The Dangers

While social media can be used in a positive way, there are associated dangers and responsibilities that organizations and their respective personnel must recognize and exercise. There are a number of documented situations where social media were used inappropriately by personnel, either while on duty or while otherwise exercising duties as a member of a public safety organization. These dangers involve legal and privacy laws as well as moral issues.

There are increasing numbers of incidents where responders are being suspended, fired and/or removed for publishing sensitive information, inappropriate and revealing photos from an incident scene, capturing inappropriate behavior by department personnel or violating privacy laws like the Health Insurance Portability and Accountability Act (HIPAA) privacy rule. Violating laws and privacy rules also create liability issues for the individual and the organization.
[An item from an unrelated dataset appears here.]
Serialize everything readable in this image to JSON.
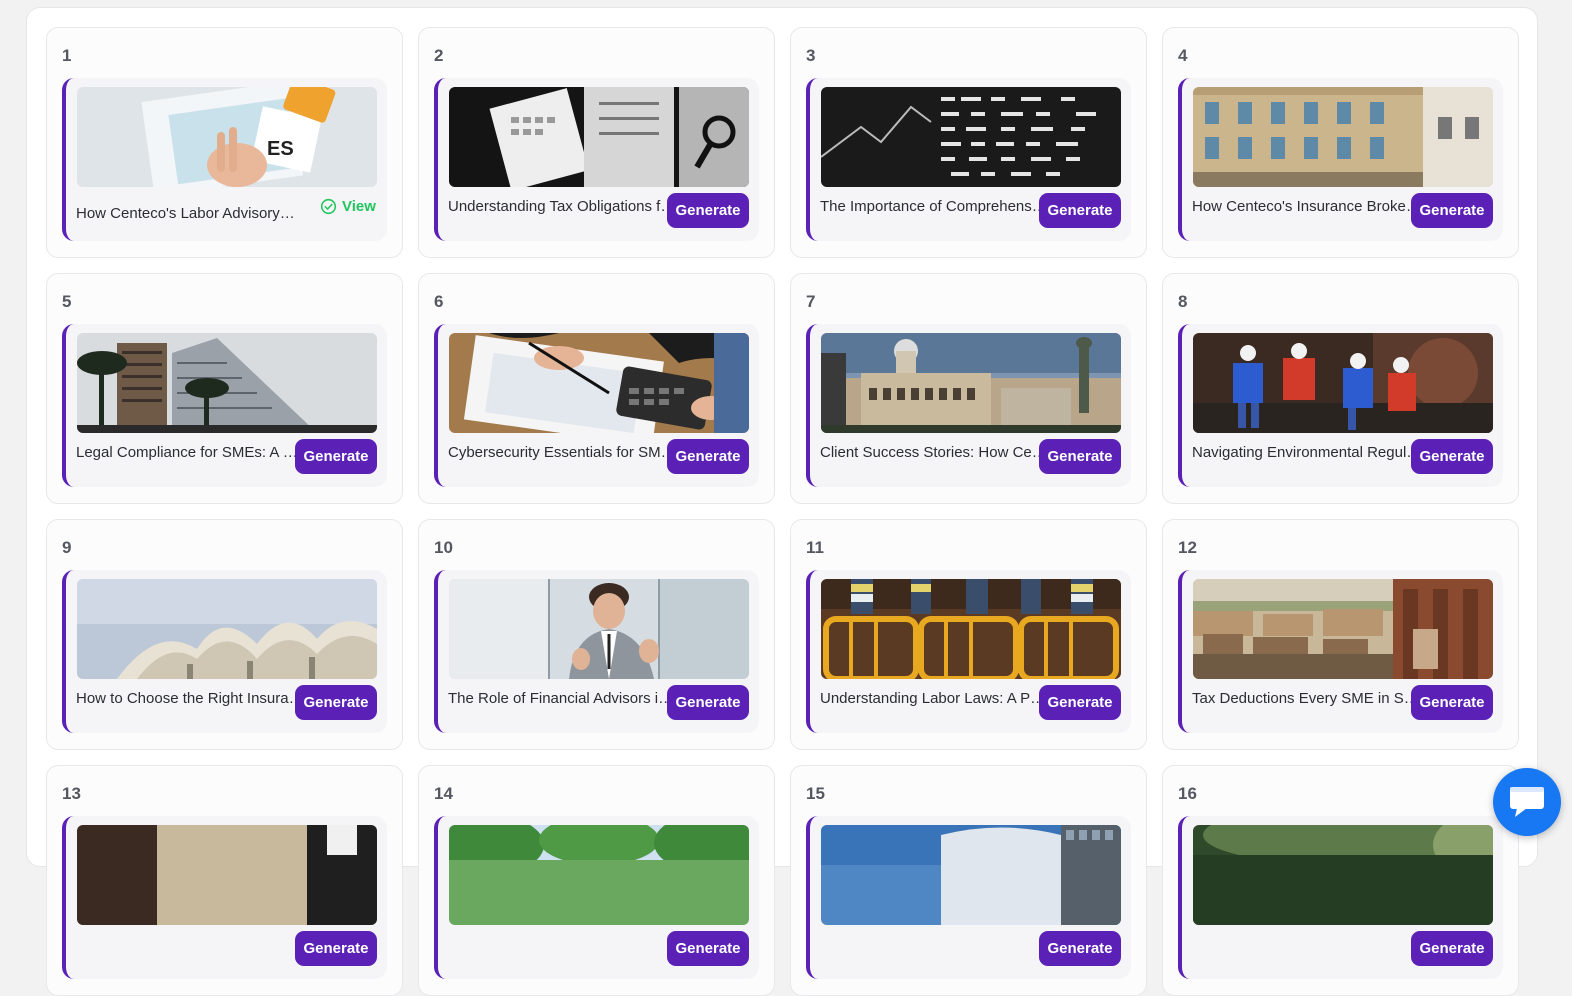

YouTube also has its downside when inappropriate videos are uploaded. There are scores of videos that capture inappropriate behavior of personnel, unsafe practices and/or illegal activities. Extreme cases may result in civil and/or criminal lawsuits.

Personnel must also be aware that their actions are being documented by the public at large and they must be diligent in presenting a professional and positive image at all times. Often, images and/or videos are published in real time while units are still operating at an incident scene. Shortly thereafter, these videos are being broadcast over national news networks.


To fully appreciate and exploit the potential of social media, organizations must understand the features of each, know the target audience, identify those social media applications that best suit the organization's mission and develop an implementation strategy that addresses associated policies and resources. While it is impossible to define a policy that addresses every type of social media application, here are a few tips for proper and effective use of social media:

  1. Define goals and objectives
  2. Identify your target audience
  3. Identify the social media applications that are best to accomplish your goals and objectives
  4. Identify necessary resources (funding, hardware, software and people)
  5. Develop policies associated with the use of social media

    1. Identify what is appropriate while on duty or exercising duties
    2. Ensure the accuracy of information
    3. Identify personnel who are authorized to publish information to the public
    4. The consequences if department social media policies are violated
  6. Educate personnel on the policies, dangers and consequences of social media
  7. Develop an implementation strategy
  8. Regularly review and adjust department social media policies as needed and appropriate
  9. Regularly reinforce the behavior of personnel while on-duty or while conducting official business of the organization


In one way or another, social media have become integral parts of our daily lives. It is crucial that all organizations and their respective members are aware of the good and bad aspects of social media. Organizations that do not educate and inform their members about social media are likely to go "from heroes to zeroes."

CHARLES WERNER, CFO, a Firehouse® contributing editor, is a 34-year veteran of the fire service and chief of the Charlottesville, VA, Fire Department. He serves on the Virginia Statewide Interoperability Executive Committee, Virginia Secure Commonwealth Panel, National Public Safety Telecommunications Council Governing Board and IAFC Communications Committee. Werner is chair of the IAFC Technology Council, first vice president of the Virginia Fire Chiefs Association and chair of the DHS SAFECOM Executive Committee. He recently was appointed to the FCC's new Emergency Interoperability Response Council (ERIC) Public Safety Advisory Council.